Each line of the records that holds "this" should be shown in full.

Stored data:
══════════

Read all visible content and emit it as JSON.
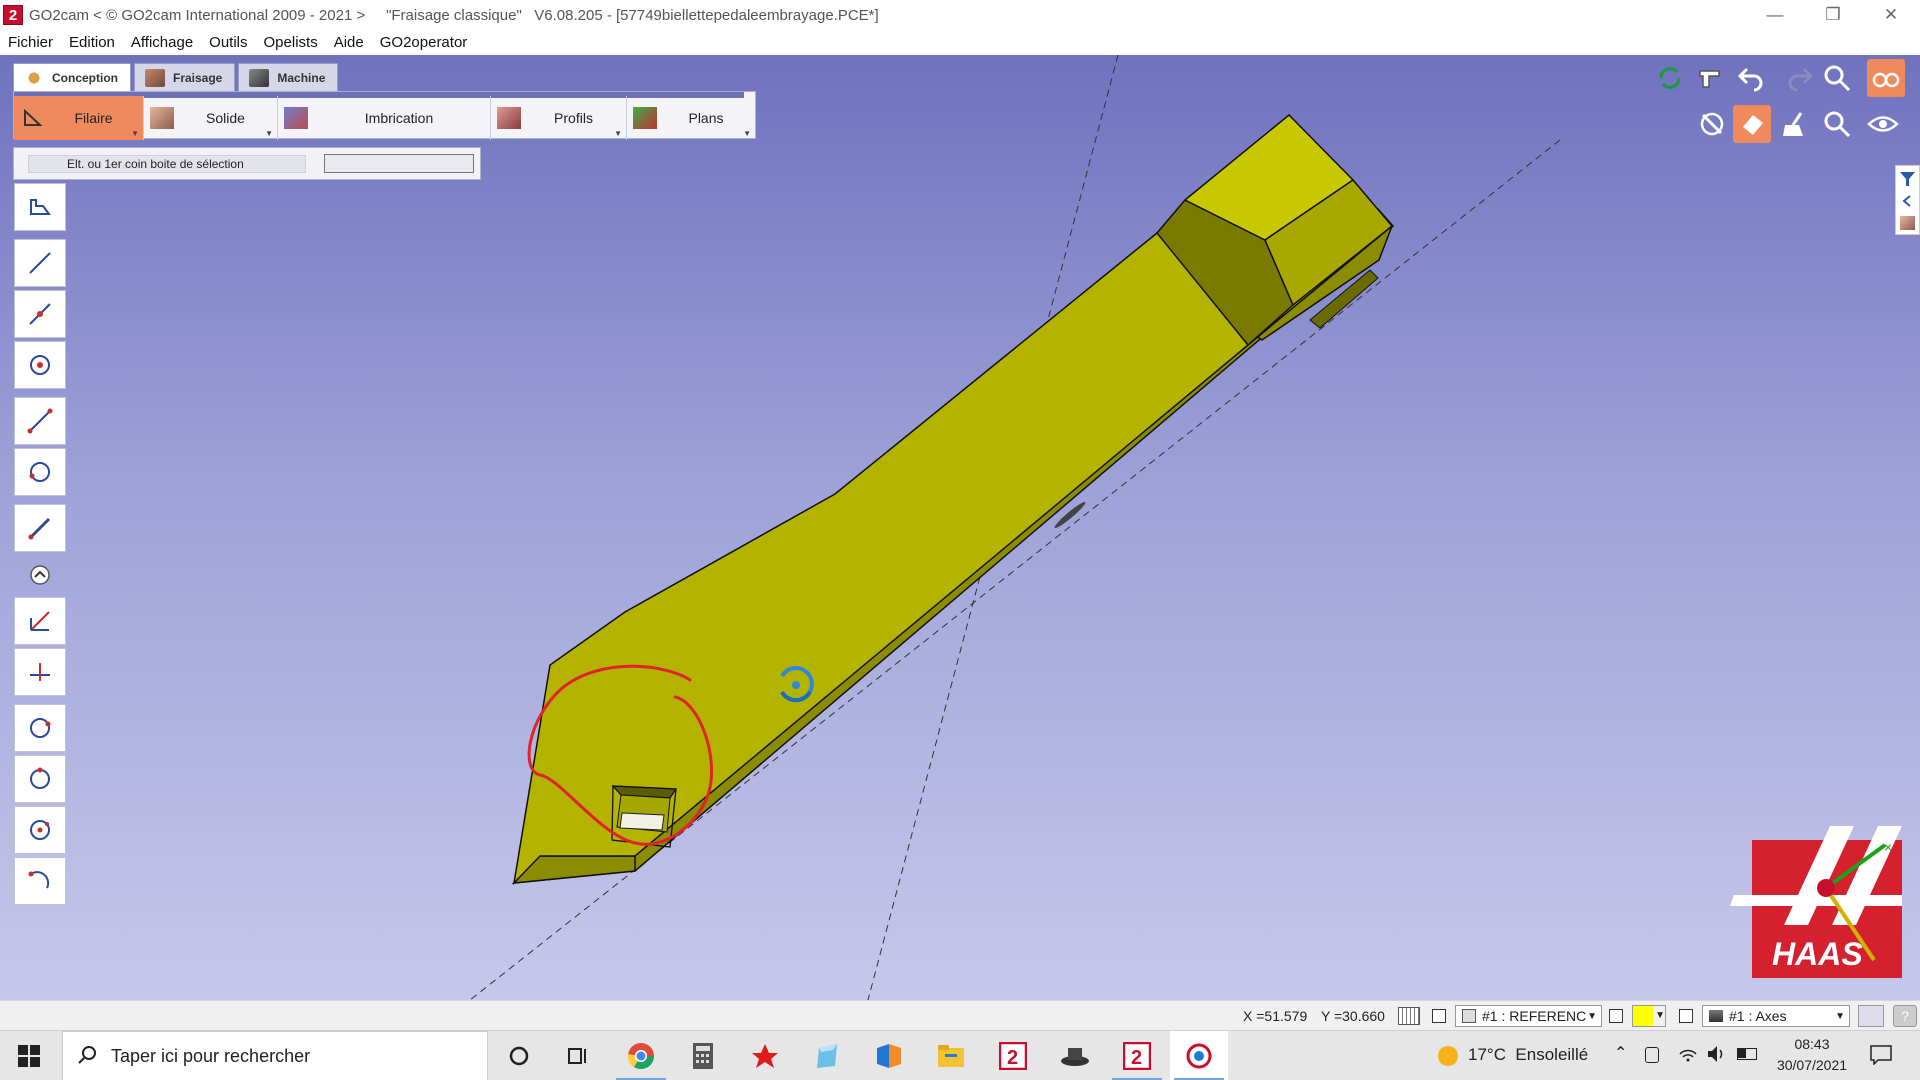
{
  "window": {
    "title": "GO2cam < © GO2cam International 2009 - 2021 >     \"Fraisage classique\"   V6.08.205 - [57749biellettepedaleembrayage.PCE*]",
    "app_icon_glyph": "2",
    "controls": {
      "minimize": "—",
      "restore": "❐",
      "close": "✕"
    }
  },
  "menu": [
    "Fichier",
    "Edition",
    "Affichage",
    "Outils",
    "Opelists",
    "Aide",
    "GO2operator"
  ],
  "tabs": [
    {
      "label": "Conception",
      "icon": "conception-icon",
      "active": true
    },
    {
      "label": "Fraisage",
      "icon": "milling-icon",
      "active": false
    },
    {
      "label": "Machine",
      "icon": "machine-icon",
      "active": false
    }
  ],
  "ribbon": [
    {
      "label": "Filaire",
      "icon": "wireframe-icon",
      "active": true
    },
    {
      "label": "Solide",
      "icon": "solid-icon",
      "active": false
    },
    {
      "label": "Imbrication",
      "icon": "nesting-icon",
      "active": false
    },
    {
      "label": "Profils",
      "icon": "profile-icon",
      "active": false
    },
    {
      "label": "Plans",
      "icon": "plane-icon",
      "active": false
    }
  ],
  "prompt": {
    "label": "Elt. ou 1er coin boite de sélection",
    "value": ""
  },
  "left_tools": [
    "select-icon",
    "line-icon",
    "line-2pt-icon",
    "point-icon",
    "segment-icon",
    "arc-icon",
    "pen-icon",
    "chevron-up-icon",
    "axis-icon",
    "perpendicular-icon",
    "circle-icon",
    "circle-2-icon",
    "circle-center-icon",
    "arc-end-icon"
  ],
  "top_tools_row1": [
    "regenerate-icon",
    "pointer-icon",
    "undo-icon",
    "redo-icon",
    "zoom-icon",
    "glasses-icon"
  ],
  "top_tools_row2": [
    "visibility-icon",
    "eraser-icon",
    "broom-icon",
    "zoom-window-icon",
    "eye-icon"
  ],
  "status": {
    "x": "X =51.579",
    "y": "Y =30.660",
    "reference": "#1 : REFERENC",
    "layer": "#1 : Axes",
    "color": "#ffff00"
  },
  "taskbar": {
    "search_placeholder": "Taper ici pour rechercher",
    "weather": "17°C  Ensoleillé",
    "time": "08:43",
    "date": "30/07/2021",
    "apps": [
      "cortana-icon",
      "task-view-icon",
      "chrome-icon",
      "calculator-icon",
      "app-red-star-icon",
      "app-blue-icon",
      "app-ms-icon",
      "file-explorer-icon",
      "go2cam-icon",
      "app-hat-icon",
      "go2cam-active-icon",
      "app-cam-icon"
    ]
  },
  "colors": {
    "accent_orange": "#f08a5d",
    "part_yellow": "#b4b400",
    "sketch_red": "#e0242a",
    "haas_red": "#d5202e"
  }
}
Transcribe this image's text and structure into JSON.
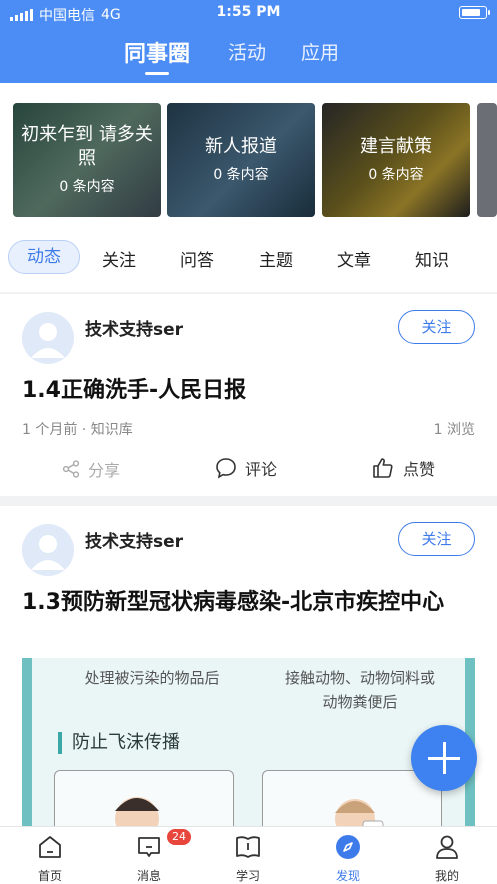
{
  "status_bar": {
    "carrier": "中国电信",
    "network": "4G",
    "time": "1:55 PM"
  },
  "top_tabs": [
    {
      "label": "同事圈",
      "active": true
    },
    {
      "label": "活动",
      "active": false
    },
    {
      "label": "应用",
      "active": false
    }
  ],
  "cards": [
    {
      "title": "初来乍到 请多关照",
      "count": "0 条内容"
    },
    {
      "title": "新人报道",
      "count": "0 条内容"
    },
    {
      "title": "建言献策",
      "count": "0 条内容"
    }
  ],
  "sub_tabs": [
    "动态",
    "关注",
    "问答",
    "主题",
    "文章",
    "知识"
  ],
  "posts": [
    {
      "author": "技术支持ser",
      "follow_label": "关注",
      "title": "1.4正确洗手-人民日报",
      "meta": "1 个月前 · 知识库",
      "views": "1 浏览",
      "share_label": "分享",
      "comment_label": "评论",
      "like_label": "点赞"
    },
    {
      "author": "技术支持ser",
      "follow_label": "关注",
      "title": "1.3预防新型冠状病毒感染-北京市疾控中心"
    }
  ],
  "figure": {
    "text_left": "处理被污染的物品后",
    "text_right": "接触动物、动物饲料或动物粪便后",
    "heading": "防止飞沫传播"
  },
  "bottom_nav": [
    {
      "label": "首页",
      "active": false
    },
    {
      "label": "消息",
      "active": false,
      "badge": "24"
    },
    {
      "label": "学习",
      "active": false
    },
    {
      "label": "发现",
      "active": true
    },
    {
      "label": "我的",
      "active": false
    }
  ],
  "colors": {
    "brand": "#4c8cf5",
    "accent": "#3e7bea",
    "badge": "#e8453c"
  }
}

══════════

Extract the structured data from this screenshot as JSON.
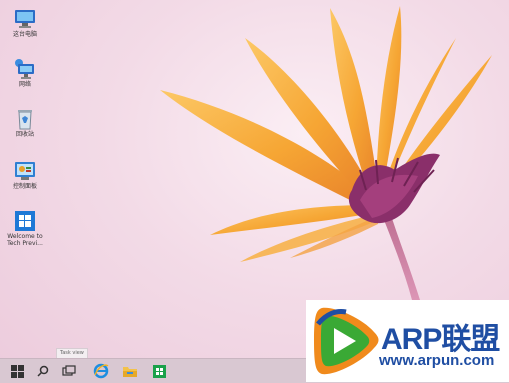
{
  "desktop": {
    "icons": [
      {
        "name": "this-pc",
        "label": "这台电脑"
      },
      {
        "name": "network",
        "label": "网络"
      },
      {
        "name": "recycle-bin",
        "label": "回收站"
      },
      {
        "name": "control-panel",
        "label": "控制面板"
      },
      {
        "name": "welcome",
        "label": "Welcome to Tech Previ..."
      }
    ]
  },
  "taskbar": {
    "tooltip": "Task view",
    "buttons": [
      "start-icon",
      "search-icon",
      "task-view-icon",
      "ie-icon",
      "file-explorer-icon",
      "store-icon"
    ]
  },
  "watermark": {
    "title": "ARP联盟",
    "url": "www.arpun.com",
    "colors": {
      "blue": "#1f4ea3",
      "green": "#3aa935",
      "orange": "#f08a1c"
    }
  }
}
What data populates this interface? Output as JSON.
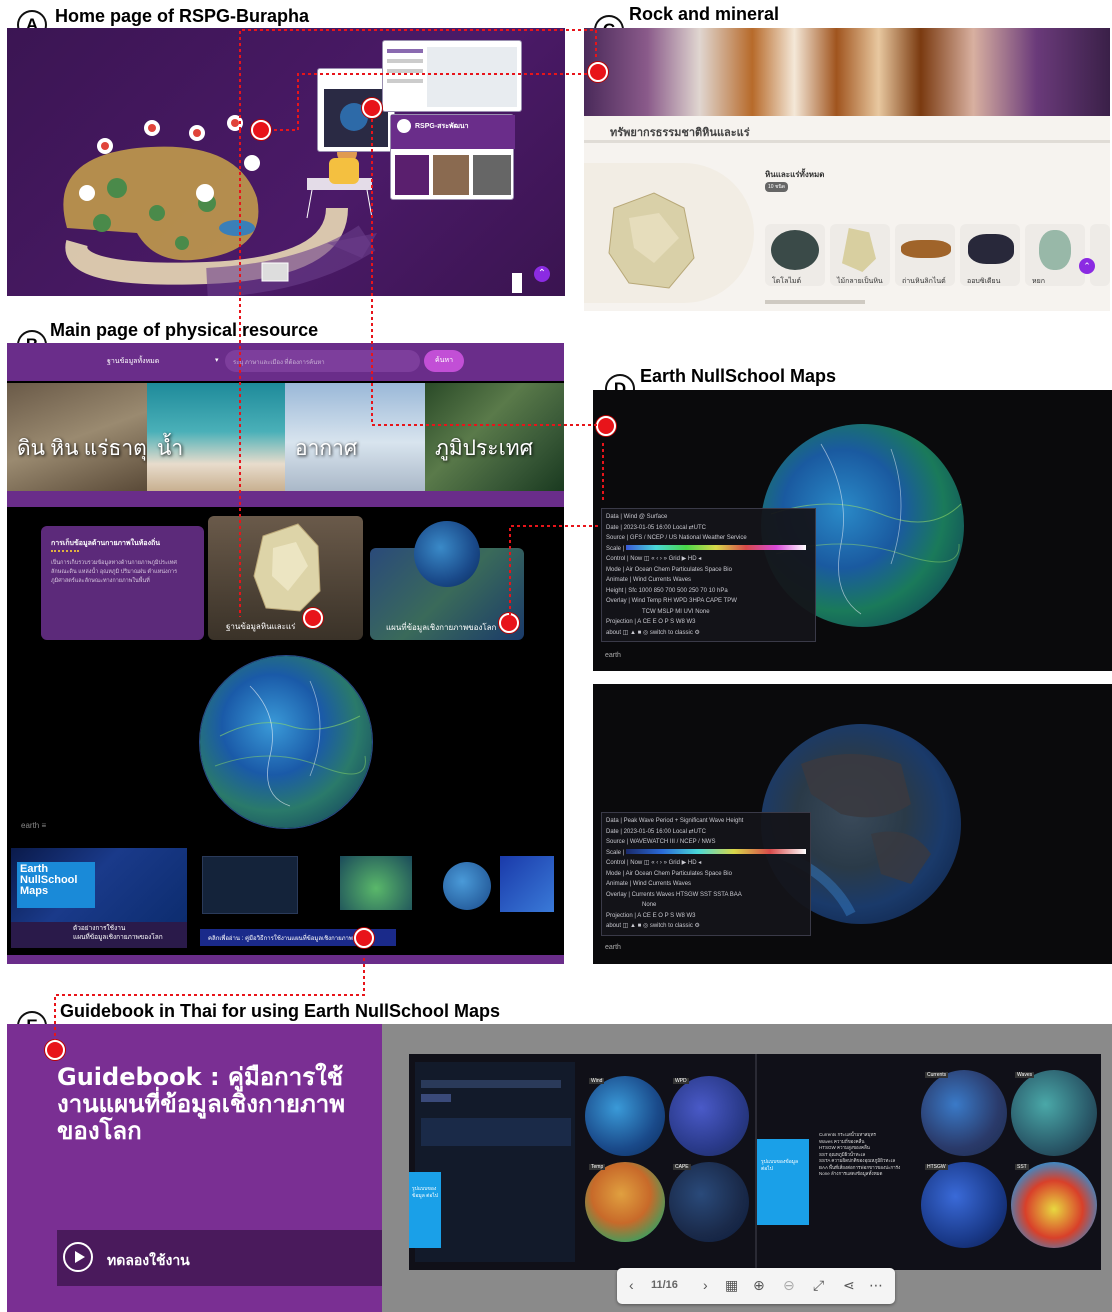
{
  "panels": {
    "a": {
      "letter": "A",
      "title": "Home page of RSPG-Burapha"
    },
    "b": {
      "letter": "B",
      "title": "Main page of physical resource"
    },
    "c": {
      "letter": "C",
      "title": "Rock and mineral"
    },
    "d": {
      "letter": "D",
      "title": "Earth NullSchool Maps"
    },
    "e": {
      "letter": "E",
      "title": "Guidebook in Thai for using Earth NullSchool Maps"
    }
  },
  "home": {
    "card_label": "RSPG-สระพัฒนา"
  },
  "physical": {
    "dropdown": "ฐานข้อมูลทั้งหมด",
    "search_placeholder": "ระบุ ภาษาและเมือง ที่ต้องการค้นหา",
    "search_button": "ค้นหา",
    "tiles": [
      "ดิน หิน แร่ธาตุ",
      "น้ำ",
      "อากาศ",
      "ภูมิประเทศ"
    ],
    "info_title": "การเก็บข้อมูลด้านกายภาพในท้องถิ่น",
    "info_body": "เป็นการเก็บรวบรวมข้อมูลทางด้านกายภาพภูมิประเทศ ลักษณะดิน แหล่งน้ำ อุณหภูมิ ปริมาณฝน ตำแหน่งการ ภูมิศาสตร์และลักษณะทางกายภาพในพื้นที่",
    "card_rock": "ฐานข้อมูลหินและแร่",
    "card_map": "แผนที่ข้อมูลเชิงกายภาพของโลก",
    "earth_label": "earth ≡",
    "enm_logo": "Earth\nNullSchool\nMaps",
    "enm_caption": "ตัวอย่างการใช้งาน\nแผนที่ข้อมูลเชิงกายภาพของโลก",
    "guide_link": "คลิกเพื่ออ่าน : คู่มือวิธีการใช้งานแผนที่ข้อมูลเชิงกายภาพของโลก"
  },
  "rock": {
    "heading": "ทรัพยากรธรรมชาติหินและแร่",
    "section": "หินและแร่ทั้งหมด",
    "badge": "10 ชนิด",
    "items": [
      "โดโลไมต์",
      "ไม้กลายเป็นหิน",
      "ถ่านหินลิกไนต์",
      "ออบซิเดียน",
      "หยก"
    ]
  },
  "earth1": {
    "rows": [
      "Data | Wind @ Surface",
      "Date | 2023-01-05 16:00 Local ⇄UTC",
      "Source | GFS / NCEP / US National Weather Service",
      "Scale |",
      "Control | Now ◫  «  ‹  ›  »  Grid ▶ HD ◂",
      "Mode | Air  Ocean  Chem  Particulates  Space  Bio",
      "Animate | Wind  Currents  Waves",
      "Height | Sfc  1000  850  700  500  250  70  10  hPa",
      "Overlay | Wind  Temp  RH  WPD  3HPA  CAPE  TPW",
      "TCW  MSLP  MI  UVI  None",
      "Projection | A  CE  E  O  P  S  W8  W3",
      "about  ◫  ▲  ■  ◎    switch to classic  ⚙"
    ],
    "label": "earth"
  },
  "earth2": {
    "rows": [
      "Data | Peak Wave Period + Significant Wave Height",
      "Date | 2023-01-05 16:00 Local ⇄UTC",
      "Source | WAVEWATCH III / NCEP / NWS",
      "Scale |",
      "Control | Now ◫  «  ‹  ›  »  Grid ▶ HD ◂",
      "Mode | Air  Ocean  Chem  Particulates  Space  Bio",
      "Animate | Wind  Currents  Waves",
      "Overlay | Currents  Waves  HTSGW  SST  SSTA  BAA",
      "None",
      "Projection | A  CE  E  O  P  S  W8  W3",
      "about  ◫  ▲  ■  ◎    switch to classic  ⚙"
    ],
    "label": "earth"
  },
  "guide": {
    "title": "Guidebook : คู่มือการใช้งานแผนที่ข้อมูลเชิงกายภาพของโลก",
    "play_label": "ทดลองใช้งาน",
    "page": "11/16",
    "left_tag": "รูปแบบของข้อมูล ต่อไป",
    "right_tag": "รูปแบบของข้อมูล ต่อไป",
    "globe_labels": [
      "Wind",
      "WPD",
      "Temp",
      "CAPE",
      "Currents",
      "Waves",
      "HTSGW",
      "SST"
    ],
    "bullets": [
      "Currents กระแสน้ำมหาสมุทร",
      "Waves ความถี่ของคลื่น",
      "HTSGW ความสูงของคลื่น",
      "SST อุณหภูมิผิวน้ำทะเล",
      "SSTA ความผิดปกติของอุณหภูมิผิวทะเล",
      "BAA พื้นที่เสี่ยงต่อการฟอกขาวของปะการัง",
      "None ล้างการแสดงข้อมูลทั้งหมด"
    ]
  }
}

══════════

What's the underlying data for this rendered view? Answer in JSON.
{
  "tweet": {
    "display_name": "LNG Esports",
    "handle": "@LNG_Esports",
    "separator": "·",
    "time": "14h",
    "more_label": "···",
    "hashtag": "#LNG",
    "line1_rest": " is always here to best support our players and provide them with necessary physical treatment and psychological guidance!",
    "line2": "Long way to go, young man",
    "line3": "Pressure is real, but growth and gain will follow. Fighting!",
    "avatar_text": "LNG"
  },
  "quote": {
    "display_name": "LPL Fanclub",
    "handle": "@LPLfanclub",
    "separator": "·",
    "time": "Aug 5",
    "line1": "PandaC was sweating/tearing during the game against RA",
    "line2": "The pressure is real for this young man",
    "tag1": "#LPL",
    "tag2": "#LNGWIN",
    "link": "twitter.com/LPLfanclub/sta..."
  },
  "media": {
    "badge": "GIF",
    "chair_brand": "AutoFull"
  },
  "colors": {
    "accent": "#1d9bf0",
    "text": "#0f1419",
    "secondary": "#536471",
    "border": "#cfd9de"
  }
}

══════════

◆ Exercise output
Transcribe this image's text and structure into JSON.
Extract the structured data from this screenshot as JSON.
        "name": "this-pc",
What data populates this interface? Output as JSON.
What's the underlying data for this rendered view? Answer in JSON.
    "line2": "The pressure is real for this young man",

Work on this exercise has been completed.